The sluggishness and the colorlessness both argue pretty hard against finding this particularly fun or bouncy, or whatever other things we're meant to find it to be. But is still mostly a good time, just nowhere near a great one. The punchy editing is part of this, as is the palpable joy at bloodletting. And a lot of it is just that the very stuffed cast mostly works, and the film has the remarkable good fortune that the best performances are in the exact roles that they need to be: Margot Robbie returning for the third time as psychotherapist-turned-psycho Harley Quinn, who was at no point in Suicide Squad nor Birds of Prey (etc.) so good at finding the wounded, sympathetic core of her character without sacrificing the nihilistic joy in destruction and murder that makes her a good villain (admittedly, Gunn errs on the side of making all his anti-heroes into just plain heroes, but Harley is certainly less defanged here than in Birds of Prey), and on top of it she's nailed the squawking New York accent better; Joel Kinnaman as petulant badass soldier Rick Flag, who made absolutely no impression on me in the 2016 film, and is quite good at playing the exasperated older brother who can't make his gang of misfits go the direction he needs them too; John Cena, leagues more fun than he was elsewhere this summer in F9 as patriotic sociopath Peacemaker; Daniela Melchior, making a terrific English-language debut as Ratcatcher, a sleepy-eyed slacker who ends up serving as the focal point for the film's at-times strained but generally successful bids at warmth in its second half. And best of all in the closest thing we have to a central role, Idris Elba as Bloodsport, a weary assassin with a perpetual "what is this shit?" expression of irritation that lets the great actor have fun with broad comedy that still feels muted and human-scale. A lot of the film is simply watching these figures prod at each other - Elba and Cena, in particular, get a lot of wonderful interactions, including a terrific sequence during one of the film's violent setpieces where they keep staring at each other with looks of mutual disdain while murdering soldiers - and it pretty much always works.
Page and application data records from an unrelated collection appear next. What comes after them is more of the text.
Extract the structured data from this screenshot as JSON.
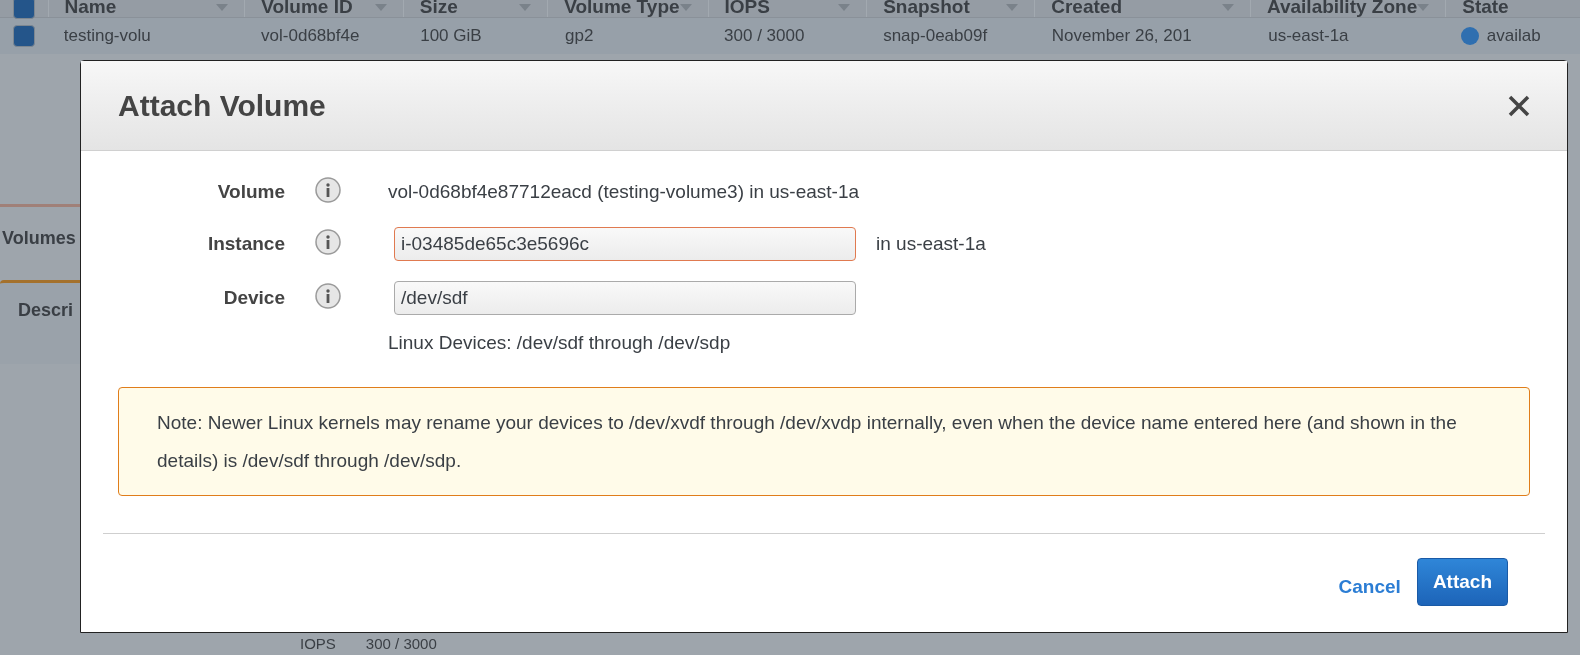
{
  "table": {
    "header_checkbox": {
      "checked": true
    },
    "columns": [
      "Name",
      "Volume ID",
      "Size",
      "Volume Type",
      "IOPS",
      "Snapshot",
      "Created",
      "Availability Zone",
      "State"
    ],
    "rows": [
      {
        "checked": true,
        "cells": [
          "testing-volu",
          "vol-0d68bf4e",
          "100 GiB",
          "gp2",
          "300 / 3000",
          "snap-0eab09f",
          "November 26, 201",
          "us-east-1a",
          "availab"
        ],
        "color": "#2f6fb0"
      }
    ]
  },
  "tabs": [
    {
      "label": "Volumes",
      "selected": false
    },
    {
      "label": "Descri",
      "selected": true
    }
  ],
  "details": {
    "label": "IOPS",
    "value": "300 / 3000"
  },
  "dialog": {
    "title": "Attach Volume",
    "fields": [
      {
        "kind": "text",
        "label": "Volume",
        "value": "vol-0d68bf4e87712eacd (testing-volume3) in us-east-1a"
      },
      {
        "kind": "input",
        "label": "Instance",
        "value": "i-03485de65c3e5696c",
        "suffix": "in us-east-1a",
        "invalid": true
      },
      {
        "kind": "input",
        "label": "Device",
        "value": "/dev/sdf",
        "hint": "Linux Devices: /dev/sdf through /dev/sdp",
        "invalid": false
      }
    ],
    "note": "Note: Newer Linux kernels may rename your devices to /dev/xvdf through /dev/xvdp internally, even when the device name entered here (and shown in the details) is /dev/sdf through /dev/sdp.",
    "buttons": [
      {
        "kind": "link",
        "label": "Cancel"
      },
      {
        "kind": "primary",
        "label": "Attach"
      }
    ]
  }
}
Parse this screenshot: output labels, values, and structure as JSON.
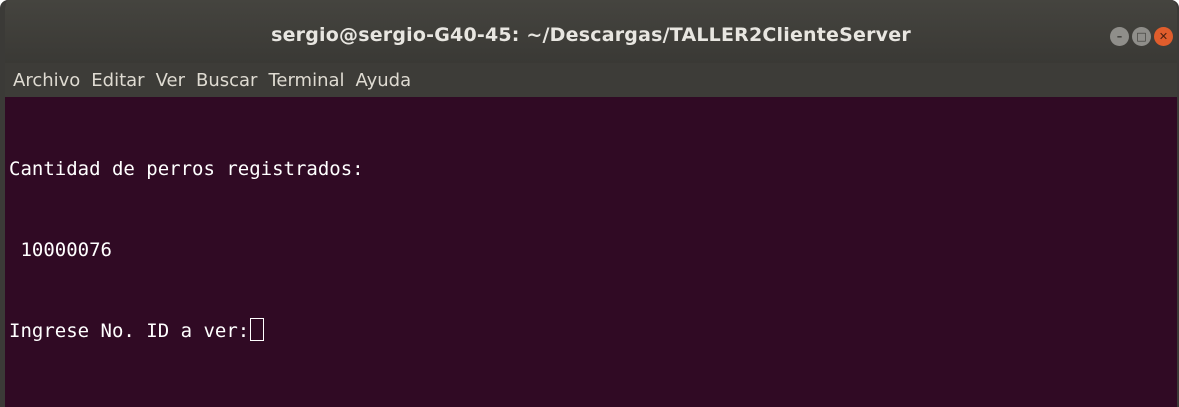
{
  "window": {
    "title": "sergio@sergio-G40-45: ~/Descargas/TALLER2ClienteServer"
  },
  "menu": {
    "items": [
      "Archivo",
      "Editar",
      "Ver",
      "Buscar",
      "Terminal",
      "Ayuda"
    ]
  },
  "terminal": {
    "lines": [
      "Cantidad de perros registrados:",
      " 10000076",
      "Ingrese No. ID a ver:"
    ]
  },
  "icons": {
    "minimize": "minimize-icon",
    "maximize": "maximize-icon",
    "close": "close-icon"
  },
  "colors": {
    "terminal_bg": "#300a24",
    "titlebar_bg": "#3a3935",
    "close_button": "#e05d2c",
    "text": "#ffffff"
  }
}
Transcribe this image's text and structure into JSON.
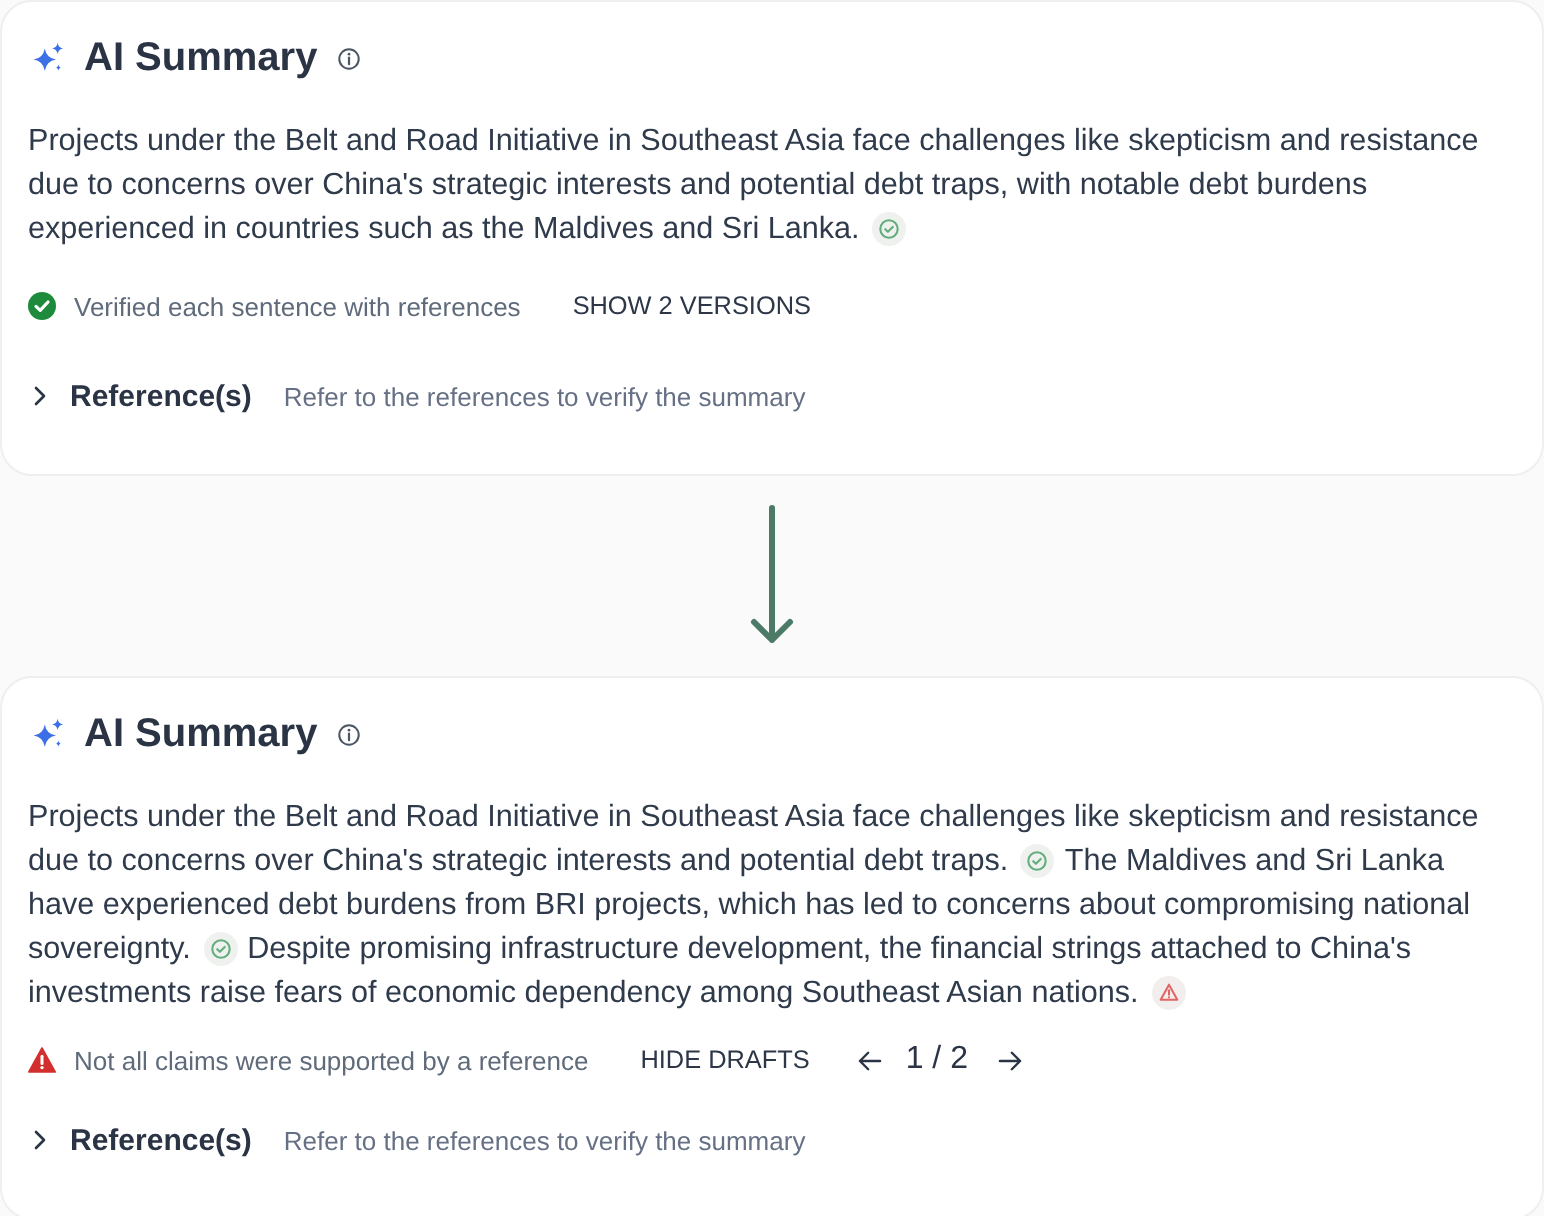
{
  "cards": [
    {
      "title": "AI Summary",
      "sentences": [
        {
          "lines": [
            "Projects under the Belt and Road Initiative in Southeast Asia face challenges like skepticism and resistance",
            "due to concerns over China's strategic interests and potential debt traps, with notable debt burdens",
            "experienced in countries such as the Maldives and Sri Lanka."
          ],
          "kind": "verified"
        }
      ],
      "status": {
        "kind": "verified",
        "text": "Verified each sentence with references"
      },
      "versions_button": "SHOW 2 VERSIONS",
      "references": {
        "label": "Reference(s)",
        "hint": "Refer to the references to verify the summary",
        "expanded": false
      }
    },
    {
      "title": "AI Summary",
      "sentences": [
        {
          "lines": [
            "Projects under the Belt and Road Initiative in Southeast Asia face challenges like skepticism and resistance",
            "due to concerns over China's strategic interests and potential debt traps."
          ],
          "kind": "verified"
        },
        {
          "lines": [
            "The Maldives and Sri Lanka",
            "have experienced debt burdens from BRI projects, which has led to concerns about compromising national",
            "sovereignty."
          ],
          "kind": "verified"
        },
        {
          "lines": [
            "Despite promising infrastructure development, the financial strings attached to China's",
            "investments raise fears of economic dependency among Southeast Asian nations."
          ],
          "kind": "unsupported"
        }
      ],
      "status": {
        "kind": "warning",
        "text": "Not all claims were supported by a reference"
      },
      "versions_button": "HIDE DRAFTS",
      "pager": {
        "text": "1 / 2"
      },
      "references": {
        "label": "Reference(s)",
        "hint": "Refer to the references to verify the summary",
        "expanded": false
      }
    }
  ]
}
Not as well as the same thing works in either Guardians movie, perhaps, and not really enough to make The Suicide Squad a new classic of ensemble-based superheroics. But it's a fun time with just enough of a nasty edge to feel like it has a personality. And maybe it really does have a personality, or maybe that's just how low the stakes for comic book movies have gotten. At any rate, the cast is having a good enough time to make even those ill-judged 132 minutes movie with something relatively close to speed, and we've been in enough of a drought for popcorn movies that I would hate to undervalue one that has this much genuine energy, secondhand or not.
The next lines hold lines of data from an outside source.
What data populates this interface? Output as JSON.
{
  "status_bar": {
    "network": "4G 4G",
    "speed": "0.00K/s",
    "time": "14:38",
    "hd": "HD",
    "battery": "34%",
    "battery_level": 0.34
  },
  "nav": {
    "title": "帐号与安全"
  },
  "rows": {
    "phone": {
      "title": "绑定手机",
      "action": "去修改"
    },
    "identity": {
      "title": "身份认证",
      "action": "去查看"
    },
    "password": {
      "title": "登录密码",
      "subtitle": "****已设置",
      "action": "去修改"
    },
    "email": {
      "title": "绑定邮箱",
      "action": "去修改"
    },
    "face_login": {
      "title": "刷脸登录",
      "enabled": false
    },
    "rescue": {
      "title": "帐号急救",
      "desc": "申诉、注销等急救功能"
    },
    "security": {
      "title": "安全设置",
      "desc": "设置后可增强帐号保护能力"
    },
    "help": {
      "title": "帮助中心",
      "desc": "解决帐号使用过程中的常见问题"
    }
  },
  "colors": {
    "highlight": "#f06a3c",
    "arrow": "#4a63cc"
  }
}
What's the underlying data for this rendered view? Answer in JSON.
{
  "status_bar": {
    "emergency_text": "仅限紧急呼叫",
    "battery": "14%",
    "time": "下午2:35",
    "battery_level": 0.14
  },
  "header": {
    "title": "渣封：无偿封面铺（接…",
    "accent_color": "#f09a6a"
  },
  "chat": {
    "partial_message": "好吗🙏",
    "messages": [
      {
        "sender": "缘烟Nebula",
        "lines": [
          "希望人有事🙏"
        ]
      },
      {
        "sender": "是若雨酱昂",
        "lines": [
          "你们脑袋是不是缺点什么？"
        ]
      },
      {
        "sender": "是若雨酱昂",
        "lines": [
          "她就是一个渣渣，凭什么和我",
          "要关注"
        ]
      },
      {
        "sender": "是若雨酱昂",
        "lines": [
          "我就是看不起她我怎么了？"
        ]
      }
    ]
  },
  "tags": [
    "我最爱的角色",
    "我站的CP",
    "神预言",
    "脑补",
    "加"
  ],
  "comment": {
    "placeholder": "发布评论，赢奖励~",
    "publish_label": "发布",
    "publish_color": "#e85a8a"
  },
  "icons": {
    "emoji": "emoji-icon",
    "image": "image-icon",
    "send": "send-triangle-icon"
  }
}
Reviews in this series
Man of Steel (Snyder, 2013)
Batman v Superman: Dawn of Justice (Snyder, 2016)
Suicide Squad (Ayer, 2016)
Wonder Woman (Jenkins, 2017)
Justice League (Snyder / Whedon, 2017)
Aquaman (Wan, 2018)
Shazam! (Sandberg, 2019)
Birds of Prey (and the Fantabulous Emancipation of One Harley Quinn) (Yan, 2020)
Wonder Woman 1984 (Jenkins, 2020)
Zack Snyder's Justice League (Snyder, 2021)
The Suicide Squad (Gunn, 2021)